Required action: The listing below must be repeated word for word, with its images excluded.

Exercise input:

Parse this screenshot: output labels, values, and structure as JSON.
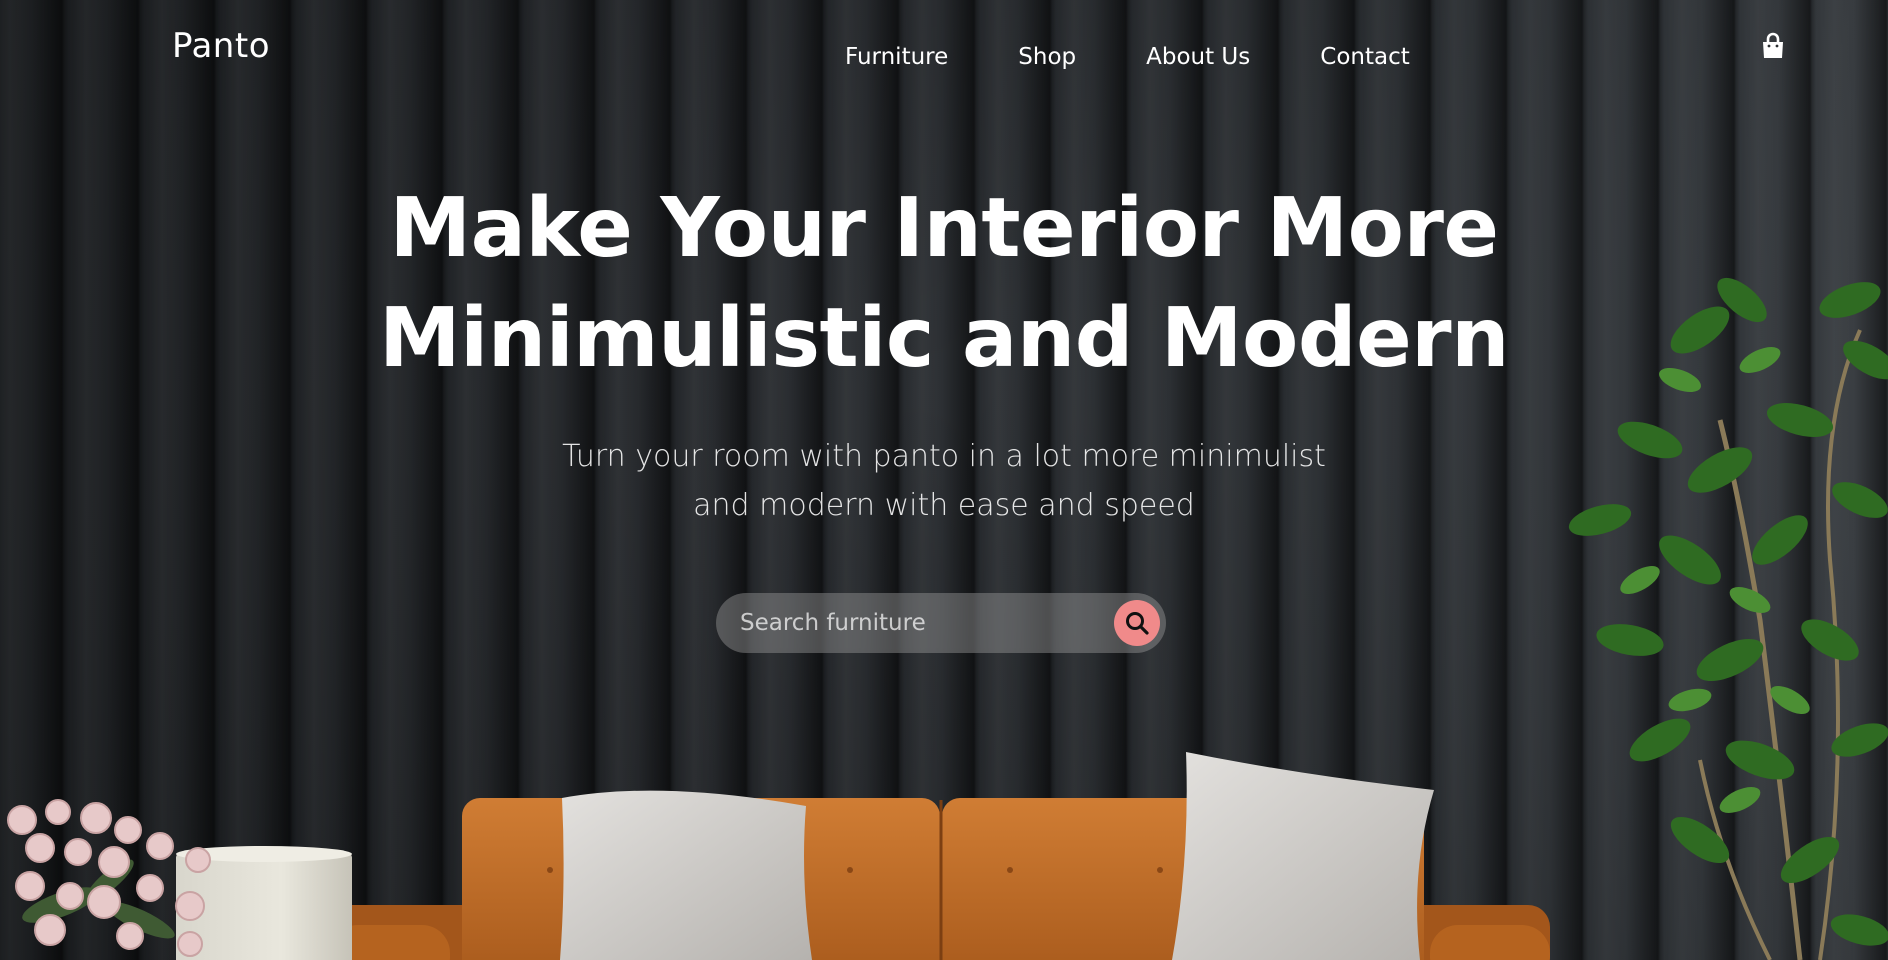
{
  "brand": {
    "name": "Panto"
  },
  "nav": {
    "items": [
      {
        "label": "Furniture"
      },
      {
        "label": "Shop"
      },
      {
        "label": "About Us"
      },
      {
        "label": "Contact"
      }
    ],
    "cart_icon": "shopping-bag-icon"
  },
  "hero": {
    "title_line1": "Make Your Interior More",
    "title_line2": "Minimulistic and Modern",
    "subtitle_line1": "Turn your room with panto in a lot more minimulist",
    "subtitle_line2": "and modern with ease and speed"
  },
  "search": {
    "placeholder": "Search furniture",
    "value": "",
    "button_icon": "search-icon"
  },
  "colors": {
    "accent": "#f08a8a",
    "background": "#24272b",
    "sofa": "#c9762e",
    "text": "#ffffff"
  }
}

Answer to the exercise:
Parse this screenshot: output labels, values, and structure as JSON.
{
  "brand": {
    "name": "Panto"
  },
  "nav": {
    "items": [
      {
        "label": "Furniture"
      },
      {
        "label": "Shop"
      },
      {
        "label": "About Us"
      },
      {
        "label": "Contact"
      }
    ],
    "cart_icon": "shopping-bag-icon"
  },
  "hero": {
    "title_line1": "Make Your Interior More",
    "title_line2": "Minimulistic and Modern",
    "subtitle_line1": "Turn your room with panto in a lot more minimulist",
    "subtitle_line2": "and modern with ease and speed"
  },
  "search": {
    "placeholder": "Search furniture",
    "value": "",
    "button_icon": "search-icon"
  },
  "colors": {
    "accent": "#f08a8a",
    "background": "#24272b",
    "sofa": "#c9762e",
    "text": "#ffffff"
  }
}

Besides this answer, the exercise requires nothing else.